Region needs to look to Boston’s pace in housing growth
Thank you for your excellent editorial on tackling Massachusetts’ middle-class housing crisis (“Aim higher on housing for middle class,” Feb. 25). Not only are most cities and towns in Greater Boston not building enough multifamily housing, they’re not building enough housing, period.
A recent Northeastern University report for the Boston Foundation found that between 2012 and 2016, the City of Boston has issued more than double, sometimes almost quadruple, the number of building permits it would if permitting were proportional to population. Despite making up less than 10 percent of Greater Boston’s population and less than 1 percent of its landmass, the city is estimated to develop almost 60 percent of the region’s multifamily housing.
All municipalities have a stake in the state’s economic future. High housing costs make Massachusetts less attractive. Excluding immigration, more people already tend to move out of the state than in. High housing costs also crowd out other personal spending. All of this is bad for business and state tax revenue. The latter funds local aid and services for the growing senior population, who will find it hard to downsize in their community, assuming they can even afford to stay.
In housing matters, planning is not ‘expensive’ — it’s valuable

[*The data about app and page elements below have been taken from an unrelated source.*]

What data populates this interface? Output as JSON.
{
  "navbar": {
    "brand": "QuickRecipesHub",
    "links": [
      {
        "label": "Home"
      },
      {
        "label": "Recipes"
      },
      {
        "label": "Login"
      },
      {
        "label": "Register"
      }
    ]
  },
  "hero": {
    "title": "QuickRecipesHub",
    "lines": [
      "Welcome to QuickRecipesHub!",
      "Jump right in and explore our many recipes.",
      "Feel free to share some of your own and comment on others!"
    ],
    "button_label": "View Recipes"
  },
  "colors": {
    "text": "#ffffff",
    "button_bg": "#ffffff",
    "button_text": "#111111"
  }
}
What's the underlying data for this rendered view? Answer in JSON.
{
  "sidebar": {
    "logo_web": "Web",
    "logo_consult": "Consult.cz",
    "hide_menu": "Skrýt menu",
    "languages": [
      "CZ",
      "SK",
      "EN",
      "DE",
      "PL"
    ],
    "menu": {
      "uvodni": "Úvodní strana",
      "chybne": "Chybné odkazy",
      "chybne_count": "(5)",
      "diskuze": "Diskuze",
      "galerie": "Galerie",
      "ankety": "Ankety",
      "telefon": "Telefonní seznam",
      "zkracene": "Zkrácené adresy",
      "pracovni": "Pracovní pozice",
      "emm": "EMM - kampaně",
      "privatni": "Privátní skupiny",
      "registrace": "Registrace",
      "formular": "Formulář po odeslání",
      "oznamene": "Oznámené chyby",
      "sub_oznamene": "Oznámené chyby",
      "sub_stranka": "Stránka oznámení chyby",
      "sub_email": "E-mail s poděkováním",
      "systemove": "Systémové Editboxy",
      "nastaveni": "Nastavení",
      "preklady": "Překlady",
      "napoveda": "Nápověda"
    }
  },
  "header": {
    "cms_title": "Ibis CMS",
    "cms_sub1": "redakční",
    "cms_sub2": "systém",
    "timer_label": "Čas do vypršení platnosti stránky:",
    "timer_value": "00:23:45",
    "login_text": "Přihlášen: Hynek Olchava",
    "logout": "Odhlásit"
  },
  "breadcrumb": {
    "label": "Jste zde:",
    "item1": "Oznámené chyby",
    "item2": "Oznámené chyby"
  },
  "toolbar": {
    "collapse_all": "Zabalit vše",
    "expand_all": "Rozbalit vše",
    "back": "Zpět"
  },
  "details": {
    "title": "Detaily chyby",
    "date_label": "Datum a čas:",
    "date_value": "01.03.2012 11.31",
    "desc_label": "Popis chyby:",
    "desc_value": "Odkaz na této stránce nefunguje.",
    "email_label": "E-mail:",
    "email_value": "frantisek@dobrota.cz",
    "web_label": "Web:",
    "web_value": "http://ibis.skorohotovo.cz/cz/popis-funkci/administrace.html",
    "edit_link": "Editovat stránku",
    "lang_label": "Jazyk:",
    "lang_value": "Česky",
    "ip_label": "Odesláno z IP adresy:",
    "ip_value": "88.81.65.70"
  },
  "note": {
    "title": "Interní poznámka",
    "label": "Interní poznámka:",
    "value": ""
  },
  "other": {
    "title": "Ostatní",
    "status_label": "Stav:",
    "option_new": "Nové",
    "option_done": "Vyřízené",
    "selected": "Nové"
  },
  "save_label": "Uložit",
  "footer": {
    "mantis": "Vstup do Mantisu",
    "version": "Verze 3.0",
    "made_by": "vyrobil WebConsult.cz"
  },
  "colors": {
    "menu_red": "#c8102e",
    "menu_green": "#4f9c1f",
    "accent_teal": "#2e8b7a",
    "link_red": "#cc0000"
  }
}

The editorial “Aim higher on housing for middle class” was on target in calling for Governor Baker to be bold and include more in his bill to address the housing crisis. A key point of the editorial is that the go-slow, incremental, “one bite of the apple at a time” approach would not give Massachusetts the suite of initiatives needed to generate housing units.
The need for planning is integral to the Globe’s proposals. Master planning, open-space planning, transportation planning, and other planning are all keys to creating a road map that earns the support of educated and engaged stakeholders and planning board members. It seems we need to educate the Globe editorial board that planning is not “expensive,” as claimed. Planning does the hard work of analyzing, creating alternative solutions, evaluating, and reaching agreement on action. The value of planning is high, and the payback is visible and quantifiable.
Someone can give you a cheap steak dinner that you don’t enjoy, or you can pay for a good steak dinner and really enjoy it. The better value is the one that gives you a good result.
The writers are professional planners and members of the Massachusetts Association of Consulting Planners.